Skip to main content

David Garrison and Allie Hostler
Two Rivers Tribune

They made it. And they rocked it.

Driving into Hoopa Valley on a clear and unseasonably warm morning on Wednesday, Oct. 12, things seemed normal.

If you stopped at the overlook on Highway 96 and glanced down at the town, a smattering of buildings where 3,500 or so residents live and work alongside a stretch of the Trinity River, you would never guess that a legendary rock band that sold out Levi Stadium in San Francisco earlier this summer and played to a crowd of more than 50,000 people was scheduled to hold a concert there that evening.

Flea (bass), Anthony Kiedis (vocals), John Frusciante (guitar), who recently rejoined the band after a 10-year hiatus, and long-time drummer, Chad Smith came to Hoopa as promised, met with community members, then rocked the usually quiet valley.

Fans eagerly wait to enter Mattz Gynasium for the concert. (Photo by Chris Tuite for the Two Rivers Tribune)
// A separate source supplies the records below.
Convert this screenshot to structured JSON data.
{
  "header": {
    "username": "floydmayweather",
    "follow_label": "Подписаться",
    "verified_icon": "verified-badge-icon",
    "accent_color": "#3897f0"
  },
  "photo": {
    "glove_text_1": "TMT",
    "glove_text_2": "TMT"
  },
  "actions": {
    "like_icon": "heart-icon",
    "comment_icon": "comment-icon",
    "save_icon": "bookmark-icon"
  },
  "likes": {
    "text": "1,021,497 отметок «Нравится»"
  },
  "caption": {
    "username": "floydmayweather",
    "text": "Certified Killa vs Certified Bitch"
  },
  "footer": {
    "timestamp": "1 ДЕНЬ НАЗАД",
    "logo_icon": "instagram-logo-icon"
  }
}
Long-time Tour Manager Gage Freeman said the band was interested in playing to a Native American community. “It’s something they’ve never done,” Freeman said. “There are not a lot of big rock bands rolling through here, right? It’s a unique place in California and I have a connection to Humboldt. I thought Hoopa is the place to do this so we’re making it happen.”

On Monday, Hoopa High Principal Maggie Peters announced the closed concert to students during their Indigenous People’s Day Assembly. 

The band took time out from their Global Stadium tour in between gigs in Austin, Texas to perform the concert in Hoopa. During the show, lead vocalist Anthony Kiedis said no matter what happened before or what’s to come, “This is my favorite show of the entire year, without a doubt! Without a doubt!”

Mattz Gymnasium, also known as the Warrior Dome, heated up like a sweat lodge when familiar songs such as “Snow” and “Soul to Squeeze rolled out and soon the entire crowd was arms up and starstruck.

Scroll to Continue

Read More

The band members, who are all pushing 60 except for Frusciante, moved around the stage like 20 something year-olds, like they could have been on their first tour only they wore more than socks this time. Their contagious energy lit up the young, middle and older-aged crowd. Older fans joined in singing the lyrics while newly minted fans lifted their faces to the stage awestruck.

During the performance, they left out all of the songs from the albums, “The Getaway” and “I’m with You”, which were produced when John Frusciante wasn’t a band member. They left out many of their 90’s era hits too, playing a set list that they enjoyed. During the familiars “Zephyr Song” and “Dani California” most of the crowd sang along with the band.

A crowd favorite was “Black Summer,” which was the first single on their April 2022 album “Unlimited Love.”

Drummer, Chad Smith smiles during an Intro Jam. (Photo by Chris Tuite for the Two Rivers Tribune)

Throughout the show, Flea and Kiedis threw area-specific references into their conversation with the crowd. Ferndale and Hoopa’s long-standing rivalry, the Trinity Alps Wilderness and woodpeckers (a bird sacred to the Hupa) were mentioned on stage.

The Peppers closed up their hour-and-a-half show with their hit “Give it Away Now”.

Drummer Chad Smith threw dozens of autographed drumsticks to the crowd at the end of the show and said, “Thank you, guys. We love you so much. Thanks for having us. It’s been an honor and a privilege. We love you, be safe, bye!”

They exited stage right and even though the crowd shook the dome, the Peppers did not return for an encore.

Two Rivers Tribune logo

This article was first published in Two Rivers Tribune